- _AIM OF THE EXERCISE_
One number is all that is asked for: the number of lines below that hold the string "screenshot".

(Items from a data source)
****************************************

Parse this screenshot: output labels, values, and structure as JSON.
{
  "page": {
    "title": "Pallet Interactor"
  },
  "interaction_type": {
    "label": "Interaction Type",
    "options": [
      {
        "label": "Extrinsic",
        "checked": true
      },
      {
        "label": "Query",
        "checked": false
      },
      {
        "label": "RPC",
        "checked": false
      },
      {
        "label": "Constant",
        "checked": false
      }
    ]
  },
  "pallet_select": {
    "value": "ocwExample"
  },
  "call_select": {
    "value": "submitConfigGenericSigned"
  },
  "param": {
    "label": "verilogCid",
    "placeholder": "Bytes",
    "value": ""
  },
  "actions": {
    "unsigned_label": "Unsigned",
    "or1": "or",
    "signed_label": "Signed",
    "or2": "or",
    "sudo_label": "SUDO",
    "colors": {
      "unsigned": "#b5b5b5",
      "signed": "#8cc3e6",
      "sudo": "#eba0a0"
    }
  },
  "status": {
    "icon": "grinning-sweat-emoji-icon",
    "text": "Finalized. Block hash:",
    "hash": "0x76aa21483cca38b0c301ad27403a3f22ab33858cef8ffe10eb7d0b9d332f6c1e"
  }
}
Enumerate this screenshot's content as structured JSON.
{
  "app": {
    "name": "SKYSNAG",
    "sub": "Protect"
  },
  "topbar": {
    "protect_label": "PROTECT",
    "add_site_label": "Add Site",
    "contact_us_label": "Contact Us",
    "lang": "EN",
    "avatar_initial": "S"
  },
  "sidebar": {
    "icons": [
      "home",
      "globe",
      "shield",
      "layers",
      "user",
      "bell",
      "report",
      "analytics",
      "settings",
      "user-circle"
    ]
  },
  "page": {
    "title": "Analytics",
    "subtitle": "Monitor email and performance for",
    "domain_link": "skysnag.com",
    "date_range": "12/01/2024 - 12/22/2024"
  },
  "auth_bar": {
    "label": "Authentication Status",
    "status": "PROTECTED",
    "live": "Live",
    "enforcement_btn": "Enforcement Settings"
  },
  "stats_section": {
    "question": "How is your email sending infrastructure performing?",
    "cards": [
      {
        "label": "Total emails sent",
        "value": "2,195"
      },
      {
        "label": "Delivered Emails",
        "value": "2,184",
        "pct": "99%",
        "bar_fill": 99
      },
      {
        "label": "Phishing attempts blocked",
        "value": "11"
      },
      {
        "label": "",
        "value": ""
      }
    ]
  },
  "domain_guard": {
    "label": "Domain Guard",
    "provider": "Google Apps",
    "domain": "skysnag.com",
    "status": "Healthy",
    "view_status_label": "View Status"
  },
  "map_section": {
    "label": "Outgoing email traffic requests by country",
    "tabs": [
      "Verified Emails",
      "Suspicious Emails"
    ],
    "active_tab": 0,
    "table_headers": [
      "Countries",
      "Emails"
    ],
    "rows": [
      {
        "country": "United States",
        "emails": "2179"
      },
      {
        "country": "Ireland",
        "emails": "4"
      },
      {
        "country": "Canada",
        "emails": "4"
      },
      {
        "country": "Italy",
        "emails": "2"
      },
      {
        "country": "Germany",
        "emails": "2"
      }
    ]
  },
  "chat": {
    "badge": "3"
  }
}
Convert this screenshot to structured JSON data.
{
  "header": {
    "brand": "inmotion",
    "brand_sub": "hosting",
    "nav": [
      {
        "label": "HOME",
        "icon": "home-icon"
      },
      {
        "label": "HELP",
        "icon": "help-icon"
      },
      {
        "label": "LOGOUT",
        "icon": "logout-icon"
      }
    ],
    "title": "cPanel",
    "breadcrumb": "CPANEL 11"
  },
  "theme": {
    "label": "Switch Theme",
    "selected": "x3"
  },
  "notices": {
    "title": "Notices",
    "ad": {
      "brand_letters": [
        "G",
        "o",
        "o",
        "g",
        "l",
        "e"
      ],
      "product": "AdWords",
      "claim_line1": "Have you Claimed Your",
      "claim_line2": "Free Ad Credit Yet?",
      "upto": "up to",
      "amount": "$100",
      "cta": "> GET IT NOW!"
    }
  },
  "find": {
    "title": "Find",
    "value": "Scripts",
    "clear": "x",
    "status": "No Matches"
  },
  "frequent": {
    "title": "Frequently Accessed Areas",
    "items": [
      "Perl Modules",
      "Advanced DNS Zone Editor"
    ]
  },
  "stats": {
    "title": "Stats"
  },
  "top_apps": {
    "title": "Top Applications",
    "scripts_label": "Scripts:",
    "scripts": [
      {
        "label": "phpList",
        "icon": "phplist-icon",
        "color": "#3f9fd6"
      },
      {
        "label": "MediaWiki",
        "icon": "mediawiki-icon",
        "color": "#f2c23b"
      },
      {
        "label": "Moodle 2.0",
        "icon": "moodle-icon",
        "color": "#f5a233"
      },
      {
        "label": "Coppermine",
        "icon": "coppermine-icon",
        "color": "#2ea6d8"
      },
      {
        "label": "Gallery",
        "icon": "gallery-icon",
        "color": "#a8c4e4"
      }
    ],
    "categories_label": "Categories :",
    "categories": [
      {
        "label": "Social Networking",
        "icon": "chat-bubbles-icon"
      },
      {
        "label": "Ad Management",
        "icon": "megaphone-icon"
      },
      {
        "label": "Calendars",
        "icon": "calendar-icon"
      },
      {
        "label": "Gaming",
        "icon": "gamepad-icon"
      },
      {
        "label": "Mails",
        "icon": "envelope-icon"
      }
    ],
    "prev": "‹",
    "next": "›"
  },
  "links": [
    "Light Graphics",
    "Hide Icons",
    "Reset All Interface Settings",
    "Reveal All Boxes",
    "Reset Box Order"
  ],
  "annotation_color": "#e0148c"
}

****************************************

- _SOLUTION TO THE EXERCISE_
3